** Data extract follows **

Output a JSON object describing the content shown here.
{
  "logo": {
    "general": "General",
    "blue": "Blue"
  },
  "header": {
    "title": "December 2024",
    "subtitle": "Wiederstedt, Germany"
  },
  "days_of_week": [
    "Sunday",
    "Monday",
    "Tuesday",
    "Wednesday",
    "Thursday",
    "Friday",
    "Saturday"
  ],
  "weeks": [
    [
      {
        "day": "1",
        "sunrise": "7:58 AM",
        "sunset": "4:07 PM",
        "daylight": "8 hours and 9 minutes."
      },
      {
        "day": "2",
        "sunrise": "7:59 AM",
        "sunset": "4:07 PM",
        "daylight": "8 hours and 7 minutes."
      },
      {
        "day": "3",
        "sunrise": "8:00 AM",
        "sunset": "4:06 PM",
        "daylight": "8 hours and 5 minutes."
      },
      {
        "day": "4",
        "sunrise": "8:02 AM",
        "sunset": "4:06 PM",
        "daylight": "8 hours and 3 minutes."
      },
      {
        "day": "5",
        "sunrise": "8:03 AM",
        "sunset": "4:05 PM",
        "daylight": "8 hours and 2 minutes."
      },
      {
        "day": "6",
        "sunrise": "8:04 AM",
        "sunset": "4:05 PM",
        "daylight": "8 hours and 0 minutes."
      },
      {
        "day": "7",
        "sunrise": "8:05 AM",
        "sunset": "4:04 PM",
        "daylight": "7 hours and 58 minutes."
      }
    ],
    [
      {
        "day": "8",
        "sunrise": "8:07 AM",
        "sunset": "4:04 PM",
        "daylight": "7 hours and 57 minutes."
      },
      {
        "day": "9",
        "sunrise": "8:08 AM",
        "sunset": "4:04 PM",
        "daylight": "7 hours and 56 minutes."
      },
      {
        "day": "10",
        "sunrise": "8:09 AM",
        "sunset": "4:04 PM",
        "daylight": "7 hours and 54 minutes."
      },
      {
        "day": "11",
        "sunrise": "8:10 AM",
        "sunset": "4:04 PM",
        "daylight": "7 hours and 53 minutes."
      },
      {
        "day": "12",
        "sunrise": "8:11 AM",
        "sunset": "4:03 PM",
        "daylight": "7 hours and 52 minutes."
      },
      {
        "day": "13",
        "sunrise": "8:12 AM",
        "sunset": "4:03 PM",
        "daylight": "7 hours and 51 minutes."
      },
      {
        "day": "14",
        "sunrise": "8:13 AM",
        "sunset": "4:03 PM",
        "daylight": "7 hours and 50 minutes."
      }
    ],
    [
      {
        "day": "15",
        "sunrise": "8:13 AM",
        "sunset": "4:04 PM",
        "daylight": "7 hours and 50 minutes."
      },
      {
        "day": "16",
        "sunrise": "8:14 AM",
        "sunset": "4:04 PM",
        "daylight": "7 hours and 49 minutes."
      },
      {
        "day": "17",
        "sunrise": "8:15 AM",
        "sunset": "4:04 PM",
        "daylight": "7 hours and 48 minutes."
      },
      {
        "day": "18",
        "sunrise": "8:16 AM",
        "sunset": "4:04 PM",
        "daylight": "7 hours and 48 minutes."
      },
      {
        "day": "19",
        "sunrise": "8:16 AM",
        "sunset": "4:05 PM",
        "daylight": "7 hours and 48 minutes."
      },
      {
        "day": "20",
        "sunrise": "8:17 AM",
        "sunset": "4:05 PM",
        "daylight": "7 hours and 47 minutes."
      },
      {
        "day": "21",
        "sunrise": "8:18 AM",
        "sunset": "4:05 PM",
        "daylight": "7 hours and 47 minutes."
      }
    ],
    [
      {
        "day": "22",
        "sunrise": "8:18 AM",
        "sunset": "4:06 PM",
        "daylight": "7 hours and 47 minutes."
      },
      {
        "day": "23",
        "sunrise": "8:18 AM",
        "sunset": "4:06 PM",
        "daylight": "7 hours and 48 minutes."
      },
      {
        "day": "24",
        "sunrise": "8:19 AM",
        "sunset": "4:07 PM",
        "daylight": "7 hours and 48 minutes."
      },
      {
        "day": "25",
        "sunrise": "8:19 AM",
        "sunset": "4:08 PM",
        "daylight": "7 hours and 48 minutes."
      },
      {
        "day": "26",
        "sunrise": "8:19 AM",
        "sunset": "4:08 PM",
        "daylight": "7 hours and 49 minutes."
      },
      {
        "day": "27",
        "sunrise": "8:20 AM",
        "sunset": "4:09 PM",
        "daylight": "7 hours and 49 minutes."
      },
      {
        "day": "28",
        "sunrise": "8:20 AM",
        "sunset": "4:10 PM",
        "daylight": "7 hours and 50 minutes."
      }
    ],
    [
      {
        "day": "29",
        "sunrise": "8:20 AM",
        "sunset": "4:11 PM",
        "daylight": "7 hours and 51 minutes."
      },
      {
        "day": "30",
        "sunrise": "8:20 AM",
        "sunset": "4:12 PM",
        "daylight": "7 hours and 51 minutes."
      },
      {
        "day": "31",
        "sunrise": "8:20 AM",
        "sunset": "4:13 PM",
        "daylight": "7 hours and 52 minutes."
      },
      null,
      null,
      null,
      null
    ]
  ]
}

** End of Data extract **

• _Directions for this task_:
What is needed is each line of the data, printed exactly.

• _Task output_:
Output a JSON object describing the content shown here.
{
  "logo": {
    "general": "General",
    "blue": "Blue"
  },
  "header": {
    "title": "December 2024",
    "subtitle": "Wiederstedt, Germany"
  },
  "days_of_week": [
    "Sunday",
    "Monday",
    "Tuesday",
    "Wednesday",
    "Thursday",
    "Friday",
    "Saturday"
  ],
  "weeks": [
    [
      {
        "day": "1",
        "sunrise": "7:58 AM",
        "sunset": "4:07 PM",
        "daylight": "8 hours and 9 minutes."
      },
      {
        "day": "2",
        "sunrise": "7:59 AM",
        "sunset": "4:07 PM",
        "daylight": "8 hours and 7 minutes."
      },
      {
        "day": "3",
        "sunrise": "8:00 AM",
        "sunset": "4:06 PM",
        "daylight": "8 hours and 5 minutes."
      },
      {
        "day": "4",
        "sunrise": "8:02 AM",
        "sunset": "4:06 PM",
        "daylight": "8 hours and 3 minutes."
      },
      {
        "day": "5",
        "sunrise": "8:03 AM",
        "sunset": "4:05 PM",
        "daylight": "8 hours and 2 minutes."
      },
      {
        "day": "6",
        "sunrise": "8:04 AM",
        "sunset": "4:05 PM",
        "daylight": "8 hours and 0 minutes."
      },
      {
        "day": "7",
        "sunrise": "8:05 AM",
        "sunset": "4:04 PM",
        "daylight": "7 hours and 58 minutes."
      }
    ],
    [
      {
        "day": "8",
        "sunrise": "8:07 AM",
        "sunset": "4:04 PM",
        "daylight": "7 hours and 57 minutes."
      },
      {
        "day": "9",
        "sunrise": "8:08 AM",
        "sunset": "4:04 PM",
        "daylight": "7 hours and 56 minutes."
      },
      {
        "day": "10",
        "sunrise": "8:09 AM",
        "sunset": "4:04 PM",
        "daylight": "7 hours and 54 minutes."
      },
      {
        "day": "11",
        "sunrise": "8:10 AM",
        "sunset": "4:04 PM",
        "daylight": "7 hours and 53 minutes."
      },
      {
        "day": "12",
        "sunrise": "8:11 AM",
        "sunset": "4:03 PM",
        "daylight": "7 hours and 52 minutes."
      },
      {
        "day": "13",
        "sunrise": "8:12 AM",
        "sunset": "4:03 PM",
        "daylight": "7 hours and 51 minutes."
      },
      {
        "day": "14",
        "sunrise": "8:13 AM",
        "sunset": "4:03 PM",
        "daylight": "7 hours and 50 minutes."
      }
    ],
    [
      {
        "day": "15",
        "sunrise": "8:13 AM",
        "sunset": "4:04 PM",
        "daylight": "7 hours and 50 minutes."
      },
      {
        "day": "16",
        "sunrise": "8:14 AM",
        "sunset": "4:04 PM",
        "daylight": "7 hours and 49 minutes."
      },
      {
        "day": "17",
        "sunrise": "8:15 AM",
        "sunset": "4:04 PM",
        "daylight": "7 hours and 48 minutes."
      },
      {
        "day": "18",
        "sunrise": "8:16 AM",
        "sunset": "4:04 PM",
        "daylight": "7 hours and 48 minutes."
      },
      {
        "day": "19",
        "sunrise": "8:16 AM",
        "sunset": "4:05 PM",
        "daylight": "7 hours and 48 minutes."
      },
      {
        "day": "20",
        "sunrise": "8:17 AM",
        "sunset": "4:05 PM",
        "daylight": "7 hours and 47 minutes."
      },
      {
        "day": "21",
        "sunrise": "8:18 AM",
        "sunset": "4:05 PM",
        "daylight": "7 hours and 47 minutes."
      }
    ],
    [
      {
        "day": "22",
        "sunrise": "8:18 AM",
        "sunset": "4:06 PM",
        "daylight": "7 hours and 47 minutes."
      },
      {
        "day": "23",
        "sunrise": "8:18 AM",
        "sunset": "4:06 PM",
        "daylight": "7 hours and 48 minutes."
      },
      {
        "day": "24",
        "sunrise": "8:19 AM",
        "sunset": "4:07 PM",
        "daylight": "7 hours and 48 minutes."
      },
      {
        "day": "25",
        "sunrise": "8:19 AM",
        "sunset": "4:08 PM",
        "daylight": "7 hours and 48 minutes."
      },
      {
        "day": "26",
        "sunrise": "8:19 AM",
        "sunset": "4:08 PM",
        "daylight": "7 hours and 49 minutes."
      },
      {
        "day": "27",
        "sunrise": "8:20 AM",
        "sunset": "4:09 PM",
        "daylight": "7 hours and 49 minutes."
      },
      {
        "day": "28",
        "sunrise": "8:20 AM",
        "sunset": "4:10 PM",
        "daylight": "7 hours and 50 minutes."
      }
    ],
    [
      {
        "day": "29",
        "sunrise": "8:20 AM",
        "sunset": "4:11 PM",
        "daylight": "7 hours and 51 minutes."
      },
      {
        "day": "30",
        "sunrise": "8:20 AM",
        "sunset": "4:12 PM",
        "daylight": "7 hours and 51 minutes."
      },
      {
        "day": "31",
        "sunrise": "8:20 AM",
        "sunset": "4:13 PM",
        "daylight": "7 hours and 52 minutes."
      },
      null,
      null,
      null,
      null
    ]
  ]
}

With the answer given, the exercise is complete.